App and web page records:
-*-
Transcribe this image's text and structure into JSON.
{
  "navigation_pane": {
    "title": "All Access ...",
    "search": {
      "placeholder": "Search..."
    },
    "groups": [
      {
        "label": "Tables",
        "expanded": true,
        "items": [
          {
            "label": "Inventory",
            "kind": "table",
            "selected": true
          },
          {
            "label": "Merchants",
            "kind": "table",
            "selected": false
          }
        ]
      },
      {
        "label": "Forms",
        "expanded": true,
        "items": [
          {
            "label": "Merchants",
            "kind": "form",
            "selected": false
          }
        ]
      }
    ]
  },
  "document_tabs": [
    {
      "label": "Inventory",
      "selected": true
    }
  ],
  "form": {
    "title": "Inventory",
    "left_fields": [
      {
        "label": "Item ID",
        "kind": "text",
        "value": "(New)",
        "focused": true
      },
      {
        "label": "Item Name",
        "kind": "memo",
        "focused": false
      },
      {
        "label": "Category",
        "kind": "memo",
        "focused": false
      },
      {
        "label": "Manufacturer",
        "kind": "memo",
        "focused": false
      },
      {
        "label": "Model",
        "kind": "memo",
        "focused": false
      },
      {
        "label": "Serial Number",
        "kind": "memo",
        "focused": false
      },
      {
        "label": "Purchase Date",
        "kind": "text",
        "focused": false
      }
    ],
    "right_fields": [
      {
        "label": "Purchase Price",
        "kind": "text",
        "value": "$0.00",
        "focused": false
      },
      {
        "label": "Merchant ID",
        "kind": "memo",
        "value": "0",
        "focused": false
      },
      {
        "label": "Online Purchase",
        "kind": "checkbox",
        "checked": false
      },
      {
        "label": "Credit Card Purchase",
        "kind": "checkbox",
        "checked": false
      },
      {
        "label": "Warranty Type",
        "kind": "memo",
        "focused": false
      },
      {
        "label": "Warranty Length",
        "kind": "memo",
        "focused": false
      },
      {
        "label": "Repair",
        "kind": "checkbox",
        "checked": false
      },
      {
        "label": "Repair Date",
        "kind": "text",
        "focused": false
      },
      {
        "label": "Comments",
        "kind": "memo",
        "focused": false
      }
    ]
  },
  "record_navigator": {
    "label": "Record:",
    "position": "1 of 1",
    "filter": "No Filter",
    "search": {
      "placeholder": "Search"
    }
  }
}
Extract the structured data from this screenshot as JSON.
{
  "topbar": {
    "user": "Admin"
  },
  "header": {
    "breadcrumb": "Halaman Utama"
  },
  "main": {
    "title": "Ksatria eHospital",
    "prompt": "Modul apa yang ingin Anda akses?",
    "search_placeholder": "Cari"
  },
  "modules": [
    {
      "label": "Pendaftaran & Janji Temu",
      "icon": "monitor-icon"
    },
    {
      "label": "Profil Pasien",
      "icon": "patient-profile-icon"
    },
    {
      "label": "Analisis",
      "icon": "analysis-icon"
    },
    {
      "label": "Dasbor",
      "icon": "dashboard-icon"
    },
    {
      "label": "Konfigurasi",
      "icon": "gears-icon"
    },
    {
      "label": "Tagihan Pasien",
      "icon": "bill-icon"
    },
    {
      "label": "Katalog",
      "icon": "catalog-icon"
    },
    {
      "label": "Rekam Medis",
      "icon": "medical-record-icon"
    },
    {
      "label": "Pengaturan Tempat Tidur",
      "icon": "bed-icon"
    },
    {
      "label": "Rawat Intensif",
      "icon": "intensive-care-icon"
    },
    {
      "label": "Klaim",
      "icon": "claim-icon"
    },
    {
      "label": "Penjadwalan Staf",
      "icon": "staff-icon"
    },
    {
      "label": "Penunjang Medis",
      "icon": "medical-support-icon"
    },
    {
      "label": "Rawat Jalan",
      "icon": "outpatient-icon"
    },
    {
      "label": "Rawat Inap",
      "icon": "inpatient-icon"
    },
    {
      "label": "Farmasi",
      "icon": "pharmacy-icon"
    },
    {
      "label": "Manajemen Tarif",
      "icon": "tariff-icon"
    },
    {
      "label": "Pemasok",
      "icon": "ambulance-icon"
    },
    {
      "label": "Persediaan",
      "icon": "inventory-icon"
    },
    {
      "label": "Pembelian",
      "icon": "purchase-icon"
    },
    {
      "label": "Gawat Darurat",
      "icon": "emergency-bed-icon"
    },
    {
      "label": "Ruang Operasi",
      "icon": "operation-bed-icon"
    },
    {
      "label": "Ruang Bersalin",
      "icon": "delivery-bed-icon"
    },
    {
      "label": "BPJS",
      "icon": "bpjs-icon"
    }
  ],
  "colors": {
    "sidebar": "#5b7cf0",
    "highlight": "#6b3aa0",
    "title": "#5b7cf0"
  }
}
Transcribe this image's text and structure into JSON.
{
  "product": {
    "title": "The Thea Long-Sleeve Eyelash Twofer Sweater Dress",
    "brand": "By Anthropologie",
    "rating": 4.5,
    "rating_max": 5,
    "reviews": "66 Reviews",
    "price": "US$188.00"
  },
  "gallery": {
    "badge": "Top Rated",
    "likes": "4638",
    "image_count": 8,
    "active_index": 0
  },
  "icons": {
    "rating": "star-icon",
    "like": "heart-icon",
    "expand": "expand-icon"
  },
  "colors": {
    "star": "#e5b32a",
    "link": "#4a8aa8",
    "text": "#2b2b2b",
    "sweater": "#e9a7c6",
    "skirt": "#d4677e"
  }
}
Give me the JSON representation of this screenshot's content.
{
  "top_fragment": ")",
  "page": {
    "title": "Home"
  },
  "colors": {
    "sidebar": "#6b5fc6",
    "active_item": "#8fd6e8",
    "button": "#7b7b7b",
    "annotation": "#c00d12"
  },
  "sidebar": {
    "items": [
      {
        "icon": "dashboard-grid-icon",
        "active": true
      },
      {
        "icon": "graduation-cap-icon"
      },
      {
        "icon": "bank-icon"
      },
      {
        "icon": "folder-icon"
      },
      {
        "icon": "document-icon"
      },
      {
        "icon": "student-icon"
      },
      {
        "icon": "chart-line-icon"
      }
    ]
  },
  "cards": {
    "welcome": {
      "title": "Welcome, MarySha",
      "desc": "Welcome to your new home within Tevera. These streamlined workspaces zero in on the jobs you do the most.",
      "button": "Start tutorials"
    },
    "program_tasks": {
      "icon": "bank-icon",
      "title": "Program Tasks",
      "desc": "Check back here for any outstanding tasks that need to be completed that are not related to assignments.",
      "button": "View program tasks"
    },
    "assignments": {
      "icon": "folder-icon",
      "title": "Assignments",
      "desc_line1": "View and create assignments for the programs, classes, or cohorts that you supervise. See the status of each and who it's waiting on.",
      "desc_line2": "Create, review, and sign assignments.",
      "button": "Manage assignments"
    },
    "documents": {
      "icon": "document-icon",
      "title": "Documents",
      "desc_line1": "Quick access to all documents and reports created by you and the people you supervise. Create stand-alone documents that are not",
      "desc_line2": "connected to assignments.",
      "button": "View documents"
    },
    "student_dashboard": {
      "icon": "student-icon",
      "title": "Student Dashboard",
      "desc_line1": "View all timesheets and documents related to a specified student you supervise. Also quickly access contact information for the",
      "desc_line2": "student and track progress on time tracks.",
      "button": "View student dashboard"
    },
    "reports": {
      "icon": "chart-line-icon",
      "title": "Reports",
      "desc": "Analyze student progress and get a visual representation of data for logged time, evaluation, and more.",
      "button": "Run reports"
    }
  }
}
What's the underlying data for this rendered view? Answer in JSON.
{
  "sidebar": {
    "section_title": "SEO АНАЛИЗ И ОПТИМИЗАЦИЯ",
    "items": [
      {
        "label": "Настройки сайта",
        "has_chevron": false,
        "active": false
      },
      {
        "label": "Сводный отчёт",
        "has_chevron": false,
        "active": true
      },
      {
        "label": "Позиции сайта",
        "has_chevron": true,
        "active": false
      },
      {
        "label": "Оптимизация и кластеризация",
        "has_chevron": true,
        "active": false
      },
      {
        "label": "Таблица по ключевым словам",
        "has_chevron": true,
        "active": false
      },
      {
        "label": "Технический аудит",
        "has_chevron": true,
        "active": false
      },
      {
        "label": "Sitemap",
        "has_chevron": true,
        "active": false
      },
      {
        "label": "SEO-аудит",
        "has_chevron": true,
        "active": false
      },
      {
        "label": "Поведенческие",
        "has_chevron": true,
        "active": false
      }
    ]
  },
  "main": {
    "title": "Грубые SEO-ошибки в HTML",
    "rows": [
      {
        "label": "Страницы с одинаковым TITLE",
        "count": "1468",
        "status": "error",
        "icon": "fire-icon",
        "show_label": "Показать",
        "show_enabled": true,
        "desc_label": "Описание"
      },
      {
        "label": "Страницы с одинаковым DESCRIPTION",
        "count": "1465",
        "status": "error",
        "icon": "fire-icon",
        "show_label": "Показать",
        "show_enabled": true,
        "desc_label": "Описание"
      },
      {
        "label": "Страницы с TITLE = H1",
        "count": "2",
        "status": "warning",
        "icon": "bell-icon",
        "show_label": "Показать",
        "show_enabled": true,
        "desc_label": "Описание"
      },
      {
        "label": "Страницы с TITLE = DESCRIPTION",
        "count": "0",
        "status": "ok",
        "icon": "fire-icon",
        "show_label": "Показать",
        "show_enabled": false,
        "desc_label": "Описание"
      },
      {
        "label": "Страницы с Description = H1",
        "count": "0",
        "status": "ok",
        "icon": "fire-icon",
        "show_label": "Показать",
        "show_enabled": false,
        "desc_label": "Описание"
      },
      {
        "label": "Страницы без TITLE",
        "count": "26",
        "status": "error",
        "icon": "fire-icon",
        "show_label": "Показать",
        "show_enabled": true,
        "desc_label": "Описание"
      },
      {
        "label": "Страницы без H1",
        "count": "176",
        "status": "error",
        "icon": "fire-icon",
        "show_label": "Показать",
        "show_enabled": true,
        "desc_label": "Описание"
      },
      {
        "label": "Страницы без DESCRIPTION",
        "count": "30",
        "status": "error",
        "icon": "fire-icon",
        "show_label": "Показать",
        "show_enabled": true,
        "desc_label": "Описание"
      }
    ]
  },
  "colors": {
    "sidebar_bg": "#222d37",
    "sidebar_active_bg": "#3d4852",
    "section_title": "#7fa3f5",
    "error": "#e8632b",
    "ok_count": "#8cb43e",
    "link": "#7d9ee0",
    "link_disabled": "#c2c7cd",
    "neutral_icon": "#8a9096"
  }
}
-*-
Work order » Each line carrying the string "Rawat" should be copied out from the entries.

Output of the task »
      "label": "Rawat Intensif",
      "label": "Rawat Jalan",
      "label": "Rawat Inap",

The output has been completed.